▸ EXERCISE INSTRUCTIONS:
Go through each line of the entries below and tally those containing the string "referring"; give only the total.

[Stored entries]

_ _ _

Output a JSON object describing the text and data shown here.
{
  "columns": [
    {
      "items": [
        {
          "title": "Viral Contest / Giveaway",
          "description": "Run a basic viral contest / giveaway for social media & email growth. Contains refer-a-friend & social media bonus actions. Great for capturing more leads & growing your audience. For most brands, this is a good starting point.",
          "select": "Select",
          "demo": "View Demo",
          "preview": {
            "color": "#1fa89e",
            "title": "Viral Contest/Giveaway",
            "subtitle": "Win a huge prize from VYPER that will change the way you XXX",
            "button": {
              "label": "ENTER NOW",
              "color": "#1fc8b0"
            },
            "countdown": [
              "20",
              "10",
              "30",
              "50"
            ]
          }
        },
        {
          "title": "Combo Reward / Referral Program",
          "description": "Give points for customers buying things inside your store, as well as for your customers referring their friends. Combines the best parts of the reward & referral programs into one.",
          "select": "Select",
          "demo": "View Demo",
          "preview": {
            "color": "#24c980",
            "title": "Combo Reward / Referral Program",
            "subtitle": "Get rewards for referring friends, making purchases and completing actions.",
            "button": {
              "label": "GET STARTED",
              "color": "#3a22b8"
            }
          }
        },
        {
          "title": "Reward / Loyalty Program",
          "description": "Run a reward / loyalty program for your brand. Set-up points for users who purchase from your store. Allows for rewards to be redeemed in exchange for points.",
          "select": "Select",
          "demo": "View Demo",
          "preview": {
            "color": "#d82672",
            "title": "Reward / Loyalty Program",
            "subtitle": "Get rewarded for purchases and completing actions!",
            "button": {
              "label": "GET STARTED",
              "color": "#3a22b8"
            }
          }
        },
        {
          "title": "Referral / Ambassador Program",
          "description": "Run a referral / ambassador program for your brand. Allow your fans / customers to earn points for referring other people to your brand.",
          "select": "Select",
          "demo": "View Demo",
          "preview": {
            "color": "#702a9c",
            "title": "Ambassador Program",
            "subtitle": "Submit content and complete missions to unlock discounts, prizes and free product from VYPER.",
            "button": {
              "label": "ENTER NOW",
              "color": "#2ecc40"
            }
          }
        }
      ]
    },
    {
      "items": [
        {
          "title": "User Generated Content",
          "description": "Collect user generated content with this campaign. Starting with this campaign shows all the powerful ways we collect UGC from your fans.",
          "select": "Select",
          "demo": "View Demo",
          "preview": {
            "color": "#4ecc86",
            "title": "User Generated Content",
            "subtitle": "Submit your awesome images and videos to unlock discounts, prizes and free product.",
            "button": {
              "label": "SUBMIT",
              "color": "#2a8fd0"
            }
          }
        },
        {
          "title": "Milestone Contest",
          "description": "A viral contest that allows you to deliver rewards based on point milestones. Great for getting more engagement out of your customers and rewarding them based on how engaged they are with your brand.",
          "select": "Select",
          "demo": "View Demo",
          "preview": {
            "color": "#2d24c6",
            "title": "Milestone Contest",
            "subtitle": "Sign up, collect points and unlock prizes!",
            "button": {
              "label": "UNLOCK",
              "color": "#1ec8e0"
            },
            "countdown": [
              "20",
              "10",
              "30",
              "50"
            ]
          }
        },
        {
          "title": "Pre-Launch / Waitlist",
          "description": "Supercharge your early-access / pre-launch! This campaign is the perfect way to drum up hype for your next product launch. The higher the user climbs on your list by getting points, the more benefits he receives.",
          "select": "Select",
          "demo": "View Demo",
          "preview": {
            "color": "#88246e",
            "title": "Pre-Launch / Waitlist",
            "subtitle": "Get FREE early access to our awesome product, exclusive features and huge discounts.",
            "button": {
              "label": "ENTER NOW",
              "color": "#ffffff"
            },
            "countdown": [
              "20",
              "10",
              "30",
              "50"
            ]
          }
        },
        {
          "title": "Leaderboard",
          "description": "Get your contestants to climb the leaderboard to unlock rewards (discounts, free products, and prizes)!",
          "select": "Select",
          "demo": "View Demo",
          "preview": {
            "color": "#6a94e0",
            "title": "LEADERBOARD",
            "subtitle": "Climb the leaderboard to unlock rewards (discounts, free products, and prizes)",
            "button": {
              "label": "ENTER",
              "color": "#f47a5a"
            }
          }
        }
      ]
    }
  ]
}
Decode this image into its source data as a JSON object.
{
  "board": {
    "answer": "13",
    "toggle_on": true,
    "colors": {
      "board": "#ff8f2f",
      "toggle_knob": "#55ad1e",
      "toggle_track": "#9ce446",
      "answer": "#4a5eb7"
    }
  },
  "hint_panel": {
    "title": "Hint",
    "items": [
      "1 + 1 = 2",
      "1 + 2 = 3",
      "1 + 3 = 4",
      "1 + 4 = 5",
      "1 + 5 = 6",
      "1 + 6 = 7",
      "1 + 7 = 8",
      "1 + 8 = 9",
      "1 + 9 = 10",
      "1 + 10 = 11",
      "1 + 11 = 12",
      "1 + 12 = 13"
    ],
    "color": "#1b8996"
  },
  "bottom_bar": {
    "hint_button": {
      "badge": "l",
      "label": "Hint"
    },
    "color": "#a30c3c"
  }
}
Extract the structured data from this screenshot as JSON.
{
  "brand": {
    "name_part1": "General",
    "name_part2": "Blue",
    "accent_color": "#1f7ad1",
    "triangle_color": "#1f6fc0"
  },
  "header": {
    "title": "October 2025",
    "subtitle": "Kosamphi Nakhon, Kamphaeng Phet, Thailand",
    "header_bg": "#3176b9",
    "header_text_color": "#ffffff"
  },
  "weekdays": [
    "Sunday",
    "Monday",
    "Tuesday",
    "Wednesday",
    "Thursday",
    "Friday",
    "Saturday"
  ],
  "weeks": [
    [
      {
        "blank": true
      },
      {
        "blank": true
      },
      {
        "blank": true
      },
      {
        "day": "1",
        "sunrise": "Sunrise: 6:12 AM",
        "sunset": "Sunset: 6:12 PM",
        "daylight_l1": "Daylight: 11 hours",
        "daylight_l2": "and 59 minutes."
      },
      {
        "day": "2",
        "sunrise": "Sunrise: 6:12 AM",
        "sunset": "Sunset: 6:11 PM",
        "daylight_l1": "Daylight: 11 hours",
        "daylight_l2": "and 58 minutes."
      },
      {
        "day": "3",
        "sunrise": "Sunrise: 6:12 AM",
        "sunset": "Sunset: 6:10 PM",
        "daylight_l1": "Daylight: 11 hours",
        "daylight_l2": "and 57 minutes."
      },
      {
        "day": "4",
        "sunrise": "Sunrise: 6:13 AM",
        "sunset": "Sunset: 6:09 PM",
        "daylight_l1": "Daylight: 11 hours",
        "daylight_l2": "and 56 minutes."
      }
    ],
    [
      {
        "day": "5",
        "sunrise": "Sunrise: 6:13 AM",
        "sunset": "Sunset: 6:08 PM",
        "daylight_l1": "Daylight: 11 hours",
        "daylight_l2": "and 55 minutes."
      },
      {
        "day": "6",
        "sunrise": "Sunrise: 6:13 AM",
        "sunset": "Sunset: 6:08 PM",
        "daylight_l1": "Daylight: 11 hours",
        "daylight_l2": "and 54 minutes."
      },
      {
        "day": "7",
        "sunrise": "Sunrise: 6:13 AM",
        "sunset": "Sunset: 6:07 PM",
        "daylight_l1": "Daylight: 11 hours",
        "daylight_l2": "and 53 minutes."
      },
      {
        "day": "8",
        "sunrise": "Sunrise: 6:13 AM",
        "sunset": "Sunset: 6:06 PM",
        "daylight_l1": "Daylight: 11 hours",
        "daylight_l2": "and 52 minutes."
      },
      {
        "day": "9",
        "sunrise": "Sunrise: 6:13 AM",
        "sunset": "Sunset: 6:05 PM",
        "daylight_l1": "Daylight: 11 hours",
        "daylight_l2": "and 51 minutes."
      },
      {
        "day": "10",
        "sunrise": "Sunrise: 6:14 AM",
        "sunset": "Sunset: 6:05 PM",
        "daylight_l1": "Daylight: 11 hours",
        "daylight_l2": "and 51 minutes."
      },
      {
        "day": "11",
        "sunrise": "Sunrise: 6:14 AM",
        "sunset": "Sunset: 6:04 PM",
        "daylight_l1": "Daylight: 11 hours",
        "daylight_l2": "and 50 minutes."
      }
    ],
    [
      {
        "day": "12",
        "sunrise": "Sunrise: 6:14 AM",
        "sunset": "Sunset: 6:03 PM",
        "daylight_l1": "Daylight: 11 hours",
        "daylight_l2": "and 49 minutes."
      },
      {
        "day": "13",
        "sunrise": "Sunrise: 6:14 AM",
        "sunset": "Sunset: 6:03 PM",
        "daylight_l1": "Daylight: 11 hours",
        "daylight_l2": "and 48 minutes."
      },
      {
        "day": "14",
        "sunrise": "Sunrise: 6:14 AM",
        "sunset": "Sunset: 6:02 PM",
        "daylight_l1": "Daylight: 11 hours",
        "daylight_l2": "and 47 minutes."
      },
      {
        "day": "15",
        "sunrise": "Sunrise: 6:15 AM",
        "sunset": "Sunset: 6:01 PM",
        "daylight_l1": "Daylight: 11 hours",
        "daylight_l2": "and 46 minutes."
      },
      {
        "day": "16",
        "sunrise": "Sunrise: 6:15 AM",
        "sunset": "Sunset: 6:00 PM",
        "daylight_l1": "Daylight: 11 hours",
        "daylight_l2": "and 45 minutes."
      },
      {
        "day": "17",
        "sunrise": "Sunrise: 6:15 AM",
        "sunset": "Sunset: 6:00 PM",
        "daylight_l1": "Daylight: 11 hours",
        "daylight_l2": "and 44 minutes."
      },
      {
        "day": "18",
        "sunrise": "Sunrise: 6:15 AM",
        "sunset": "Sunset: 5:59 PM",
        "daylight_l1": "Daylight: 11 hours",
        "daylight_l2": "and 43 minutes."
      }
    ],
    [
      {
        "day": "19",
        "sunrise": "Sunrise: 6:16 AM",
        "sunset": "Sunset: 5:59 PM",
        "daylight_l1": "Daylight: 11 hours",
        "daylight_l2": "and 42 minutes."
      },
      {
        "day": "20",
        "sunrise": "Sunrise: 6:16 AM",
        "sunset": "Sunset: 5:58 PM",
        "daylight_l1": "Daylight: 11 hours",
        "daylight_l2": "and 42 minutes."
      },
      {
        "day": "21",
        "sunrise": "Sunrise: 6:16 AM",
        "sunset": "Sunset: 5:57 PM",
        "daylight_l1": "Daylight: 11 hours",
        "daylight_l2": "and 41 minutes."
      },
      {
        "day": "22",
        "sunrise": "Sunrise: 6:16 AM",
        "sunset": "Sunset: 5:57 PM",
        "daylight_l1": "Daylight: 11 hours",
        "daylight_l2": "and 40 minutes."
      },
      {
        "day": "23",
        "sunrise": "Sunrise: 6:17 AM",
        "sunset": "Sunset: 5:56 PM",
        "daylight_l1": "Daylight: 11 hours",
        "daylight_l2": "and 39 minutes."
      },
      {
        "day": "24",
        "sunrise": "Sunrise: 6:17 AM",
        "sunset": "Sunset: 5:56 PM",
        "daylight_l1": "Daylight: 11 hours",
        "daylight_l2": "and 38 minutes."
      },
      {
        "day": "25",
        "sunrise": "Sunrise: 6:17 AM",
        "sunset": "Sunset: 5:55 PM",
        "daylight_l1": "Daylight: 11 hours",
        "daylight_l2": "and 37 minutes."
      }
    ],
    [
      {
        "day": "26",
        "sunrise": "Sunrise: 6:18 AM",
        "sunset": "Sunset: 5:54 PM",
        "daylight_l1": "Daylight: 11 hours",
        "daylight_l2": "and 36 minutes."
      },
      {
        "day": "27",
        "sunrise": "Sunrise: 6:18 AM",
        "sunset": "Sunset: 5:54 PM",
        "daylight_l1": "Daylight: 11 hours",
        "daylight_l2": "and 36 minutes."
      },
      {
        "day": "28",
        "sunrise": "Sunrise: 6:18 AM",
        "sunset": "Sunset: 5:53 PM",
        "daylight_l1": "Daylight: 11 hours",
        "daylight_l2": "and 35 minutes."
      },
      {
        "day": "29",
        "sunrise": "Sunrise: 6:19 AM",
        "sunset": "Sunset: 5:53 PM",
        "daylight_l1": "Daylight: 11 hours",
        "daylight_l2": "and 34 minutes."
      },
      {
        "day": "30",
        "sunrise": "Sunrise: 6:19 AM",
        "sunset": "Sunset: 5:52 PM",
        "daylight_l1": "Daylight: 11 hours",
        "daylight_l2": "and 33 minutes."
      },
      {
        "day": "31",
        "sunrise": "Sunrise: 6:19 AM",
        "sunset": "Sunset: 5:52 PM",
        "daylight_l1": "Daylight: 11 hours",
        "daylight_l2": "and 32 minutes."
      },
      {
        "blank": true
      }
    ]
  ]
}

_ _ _

▸ RESPONSE TO THE EXERCISE:
3